Even where a record seems odd, copy it exactly as it appears below.

Website and app data records
[Start of section]

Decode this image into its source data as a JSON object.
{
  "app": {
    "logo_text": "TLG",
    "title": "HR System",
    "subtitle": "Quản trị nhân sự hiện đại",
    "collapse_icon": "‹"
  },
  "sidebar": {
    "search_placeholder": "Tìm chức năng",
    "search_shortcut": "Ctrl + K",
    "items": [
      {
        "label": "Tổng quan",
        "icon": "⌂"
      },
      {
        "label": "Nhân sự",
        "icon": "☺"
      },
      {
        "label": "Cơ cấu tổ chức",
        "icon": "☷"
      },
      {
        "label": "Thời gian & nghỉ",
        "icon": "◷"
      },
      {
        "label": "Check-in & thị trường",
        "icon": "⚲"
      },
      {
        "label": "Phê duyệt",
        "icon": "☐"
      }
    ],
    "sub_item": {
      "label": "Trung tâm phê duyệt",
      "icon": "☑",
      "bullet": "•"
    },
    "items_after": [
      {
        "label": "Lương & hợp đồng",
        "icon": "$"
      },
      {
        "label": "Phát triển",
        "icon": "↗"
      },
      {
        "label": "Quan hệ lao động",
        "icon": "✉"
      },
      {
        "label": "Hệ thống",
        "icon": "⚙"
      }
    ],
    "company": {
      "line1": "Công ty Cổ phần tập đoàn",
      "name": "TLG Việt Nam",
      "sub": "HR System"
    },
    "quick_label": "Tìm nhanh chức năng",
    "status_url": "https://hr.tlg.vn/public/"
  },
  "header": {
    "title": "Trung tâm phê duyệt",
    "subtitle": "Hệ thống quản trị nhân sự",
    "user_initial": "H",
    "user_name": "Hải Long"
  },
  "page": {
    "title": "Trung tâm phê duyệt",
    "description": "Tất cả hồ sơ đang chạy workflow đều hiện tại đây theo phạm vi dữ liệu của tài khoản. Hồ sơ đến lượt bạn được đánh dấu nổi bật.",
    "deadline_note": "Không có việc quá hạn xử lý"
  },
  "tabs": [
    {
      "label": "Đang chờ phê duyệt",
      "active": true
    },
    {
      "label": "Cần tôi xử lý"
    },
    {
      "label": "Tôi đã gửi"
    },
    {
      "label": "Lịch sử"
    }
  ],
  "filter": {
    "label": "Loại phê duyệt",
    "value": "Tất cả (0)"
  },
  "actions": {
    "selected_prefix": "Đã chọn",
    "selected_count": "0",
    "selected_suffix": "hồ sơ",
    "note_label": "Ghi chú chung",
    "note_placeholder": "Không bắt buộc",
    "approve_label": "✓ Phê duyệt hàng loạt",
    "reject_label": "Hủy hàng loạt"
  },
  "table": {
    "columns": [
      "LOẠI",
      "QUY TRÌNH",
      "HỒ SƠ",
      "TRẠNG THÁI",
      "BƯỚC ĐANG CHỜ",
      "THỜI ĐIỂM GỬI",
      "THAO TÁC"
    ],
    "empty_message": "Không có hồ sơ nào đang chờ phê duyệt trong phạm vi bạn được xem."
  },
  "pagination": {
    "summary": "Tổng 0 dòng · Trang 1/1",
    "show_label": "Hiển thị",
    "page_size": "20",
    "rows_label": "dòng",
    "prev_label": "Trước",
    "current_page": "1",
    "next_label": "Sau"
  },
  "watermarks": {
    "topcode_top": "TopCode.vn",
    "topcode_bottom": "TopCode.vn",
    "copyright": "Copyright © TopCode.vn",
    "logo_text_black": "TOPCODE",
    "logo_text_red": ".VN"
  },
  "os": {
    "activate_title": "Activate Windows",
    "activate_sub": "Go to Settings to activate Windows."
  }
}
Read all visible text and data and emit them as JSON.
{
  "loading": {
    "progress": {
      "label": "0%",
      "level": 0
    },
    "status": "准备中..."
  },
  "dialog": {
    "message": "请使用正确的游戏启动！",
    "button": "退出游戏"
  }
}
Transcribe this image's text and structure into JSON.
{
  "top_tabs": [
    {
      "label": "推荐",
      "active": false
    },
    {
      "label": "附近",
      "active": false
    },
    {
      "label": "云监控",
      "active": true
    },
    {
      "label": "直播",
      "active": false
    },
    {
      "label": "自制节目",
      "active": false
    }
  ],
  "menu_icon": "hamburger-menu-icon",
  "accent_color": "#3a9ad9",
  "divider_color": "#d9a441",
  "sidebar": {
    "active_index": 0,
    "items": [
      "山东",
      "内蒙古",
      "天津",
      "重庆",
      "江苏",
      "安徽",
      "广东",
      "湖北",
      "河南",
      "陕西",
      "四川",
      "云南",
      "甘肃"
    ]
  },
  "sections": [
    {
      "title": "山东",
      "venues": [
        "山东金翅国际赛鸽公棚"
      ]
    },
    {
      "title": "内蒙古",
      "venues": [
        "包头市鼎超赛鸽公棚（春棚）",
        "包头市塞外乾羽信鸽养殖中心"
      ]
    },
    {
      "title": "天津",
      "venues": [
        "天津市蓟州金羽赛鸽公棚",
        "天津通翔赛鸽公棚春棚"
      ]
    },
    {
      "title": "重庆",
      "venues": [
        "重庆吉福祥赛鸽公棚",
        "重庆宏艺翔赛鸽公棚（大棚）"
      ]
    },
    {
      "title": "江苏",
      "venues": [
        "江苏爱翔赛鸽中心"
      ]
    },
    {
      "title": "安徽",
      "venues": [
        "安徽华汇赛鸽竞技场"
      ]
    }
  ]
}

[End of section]

Task answer:
Decode this image into its source data as a JSON object.
{
  "app": {
    "logo_text": "TLG",
    "title": "HR System",
    "subtitle": "Quản trị nhân sự hiện đại",
    "collapse_icon": "‹"
  },
  "sidebar": {
    "search_placeholder": "Tìm chức năng",
    "search_shortcut": "Ctrl + K",
    "items": [
      {
        "label": "Tổng quan",
        "icon": "⌂"
      },
      {
        "label": "Nhân sự",
        "icon": "☺"
      },
      {
        "label": "Cơ cấu tổ chức",
        "icon": "☷"
      },
      {
        "label": "Thời gian & nghỉ",
        "icon": "◷"
      },
      {
        "label": "Check-in & thị trường",
        "icon": "⚲"
      },
      {
        "label": "Phê duyệt",
        "icon": "☐"
      }
    ],
    "sub_item": {
      "label": "Trung tâm phê duyệt",
      "icon": "☑",
      "bullet": "•"
    },
    "items_after": [
      {
        "label": "Lương & hợp đồng",
        "icon": "$"
      },
      {
        "label": "Phát triển",
        "icon": "↗"
      },
      {
        "label": "Quan hệ lao động",
        "icon": "✉"
      },
      {
        "label": "Hệ thống",
        "icon": "⚙"
      }
    ],
    "company": {
      "line1": "Công ty Cổ phần tập đoàn",
      "name": "TLG Việt Nam",
      "sub": "HR System"
    },
    "quick_label": "Tìm nhanh chức năng",
    "status_url": "https://hr.tlg.vn/public/"
  },
  "header": {
    "title": "Trung tâm phê duyệt",
    "subtitle": "Hệ thống quản trị nhân sự",
    "user_initial": "H",
    "user_name": "Hải Long"
  },
  "page": {
    "title": "Trung tâm phê duyệt",
    "description": "Tất cả hồ sơ đang chạy workflow đều hiện tại đây theo phạm vi dữ liệu của tài khoản. Hồ sơ đến lượt bạn được đánh dấu nổi bật.",
    "deadline_note": "Không có việc quá hạn xử lý"
  },
  "tabs": [
    {
      "label": "Đang chờ phê duyệt",
      "active": true
    },
    {
      "label": "Cần tôi xử lý"
    },
    {
      "label": "Tôi đã gửi"
    },
    {
      "label": "Lịch sử"
    }
  ],
  "filter": {
    "label": "Loại phê duyệt",
    "value": "Tất cả (0)"
  },
  "actions": {
    "selected_prefix": "Đã chọn",
    "selected_count": "0",
    "selected_suffix": "hồ sơ",
    "note_label": "Ghi chú chung",
    "note_placeholder": "Không bắt buộc",
    "approve_label": "✓ Phê duyệt hàng loạt",
    "reject_label": "Hủy hàng loạt"
  },
  "table": {
    "columns": [
      "LOẠI",
      "QUY TRÌNH",
      "HỒ SƠ",
      "TRẠNG THÁI",
      "BƯỚC ĐANG CHỜ",
      "THỜI ĐIỂM GỬI",
      "THAO TÁC"
    ],
    "empty_message": "Không có hồ sơ nào đang chờ phê duyệt trong phạm vi bạn được xem."
  },
  "pagination": {
    "summary": "Tổng 0 dòng · Trang 1/1",
    "show_label": "Hiển thị",
    "page_size": "20",
    "rows_label": "dòng",
    "prev_label": "Trước",
    "current_page": "1",
    "next_label": "Sau"
  },
  "watermarks": {
    "topcode_top": "TopCode.vn",
    "topcode_bottom": "TopCode.vn",
    "copyright": "Copyright © TopCode.vn",
    "logo_text_black": "TOPCODE",
    "logo_text_red": ".VN"
  },
  "os": {
    "activate_title": "Activate Windows",
    "activate_sub": "Go to Settings to activate Windows."
  }
}
Read all visible text and data and emit them as JSON.
{
  "loading": {
    "progress": {
      "label": "0%",
      "level": 0
    },
    "status": "准备中..."
  },
  "dialog": {
    "message": "请使用正确的游戏启动！",
    "button": "退出游戏"
  }
}
Transcribe this image's text and structure into JSON.
{
  "top_tabs": [
    {
      "label": "推荐",
      "active": false
    },
    {
      "label": "附近",
      "active": false
    },
    {
      "label": "云监控",
      "active": true
    },
    {
      "label": "直播",
      "active": false
    },
    {
      "label": "自制节目",
      "active": false
    }
  ],
  "menu_icon": "hamburger-menu-icon",
  "accent_color": "#3a9ad9",
  "divider_color": "#d9a441",
  "sidebar": {
    "active_index": 0,
    "items": [
      "山东",
      "内蒙古",
      "天津",
      "重庆",
      "江苏",
      "安徽",
      "广东",
      "湖北",
      "河南",
      "陕西",
      "四川",
      "云南",
      "甘肃"
    ]
  },
  "sections": [
    {
      "title": "山东",
      "venues": [
        "山东金翅国际赛鸽公棚"
      ]
    },
    {
      "title": "内蒙古",
      "venues": [
        "包头市鼎超赛鸽公棚（春棚）",
        "包头市塞外乾羽信鸽养殖中心"
      ]
    },
    {
      "title": "天津",
      "venues": [
        "天津市蓟州金羽赛鸽公棚",
        "天津通翔赛鸽公棚春棚"
      ]
    },
    {
      "title": "重庆",
      "venues": [
        "重庆吉福祥赛鸽公棚",
        "重庆宏艺翔赛鸽公棚（大棚）"
      ]
    },
    {
      "title": "江苏",
      "venues": [
        "江苏爱翔赛鸽中心"
      ]
    },
    {
      "title": "安徽",
      "venues": [
        "安徽华汇赛鸽竞技场"
      ]
    }
  ]
}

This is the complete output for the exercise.